The Germans are not quite so keen on bringing court cases before judge and jury as we Americans but some of the cases which come before the courts could just as easily be staged in New York, Kansas or Florida and not be out of place. Recent court cases in Berlin Friedenau, Hamburg and Merzig have brought so much attention, however, that the German government has quickly changed the law.
The individual cases might not have made the press but for a loud complaint by the Vice Chair of a Senior Citizens group who, befitting his status and age, complained that children in Kindergarten make far too much noise. Leonhard Kuckart has only one wish in his old age, to live in peace and quiet and that without the daily stress of hearing children playing with one another.
To a certain extent, and according to the law, he is quite within his rights to complain and, if he so wishes, to bring a case before the courts. The cases in Berlin-Friedenau and Hamburg were both brought by neighbors of the local Kindergarten, and resulted in the children having to find a new area. The case in Merzig was brought before the Kindergarten was even built. The law, each court decided, was perfectly clear: a Kindergarten has no place in estates set aside for homes. The residents have the right to demand peace and quiet around their homes, both from the daily routine of a Kindergarten and from the occasional play of children at home or in their own yard.
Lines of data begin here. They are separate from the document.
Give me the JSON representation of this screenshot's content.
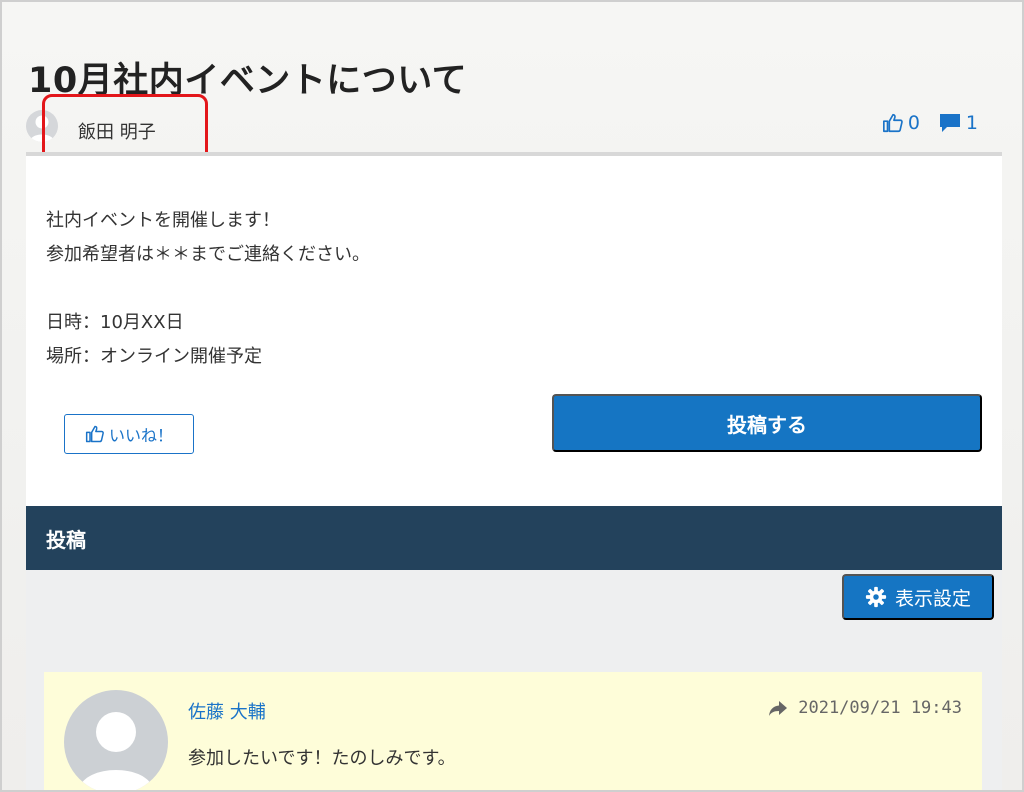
{
  "post": {
    "title": "10月社内イベントについて",
    "author": "飯田 明子",
    "like_count": "0",
    "comment_count": "1",
    "body_lines": [
      "社内イベントを開催します！",
      "参加希望者は＊＊までご連絡ください。",
      "",
      "日時：10月XX日",
      "場所：オンライン開催予定"
    ],
    "like_button_label": "いいね！",
    "post_button_label": "投稿する"
  },
  "comments_section": {
    "header": "投稿",
    "settings_button_label": "表示設定",
    "comments": [
      {
        "author": "佐藤 大輔",
        "timestamp": "2021/09/21 19:43",
        "text": "参加したいです！たのしみです。"
      }
    ]
  },
  "colors": {
    "accent": "#1575c3",
    "header_bg": "#23425c",
    "highlight": "#e3161a",
    "comment_bg": "#fefdd9"
  }
}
Berlin, in a very unusual move for a government, reacted immediately. The change in the law allows local authorities to build Kindergartens within an estate regardless of how much noise the children may cause. Children, it is often said, are part of our society and our future; it would be wrong to ban them from societies midst just because they play louder than others. The new law does not, however, allow children to make too much noise when playing in their own yard, and local authorities are still entitled to ban all forms of sport and play in residential areas which might cause any form of noise, or upset the not so hard of hearing old age pensioners.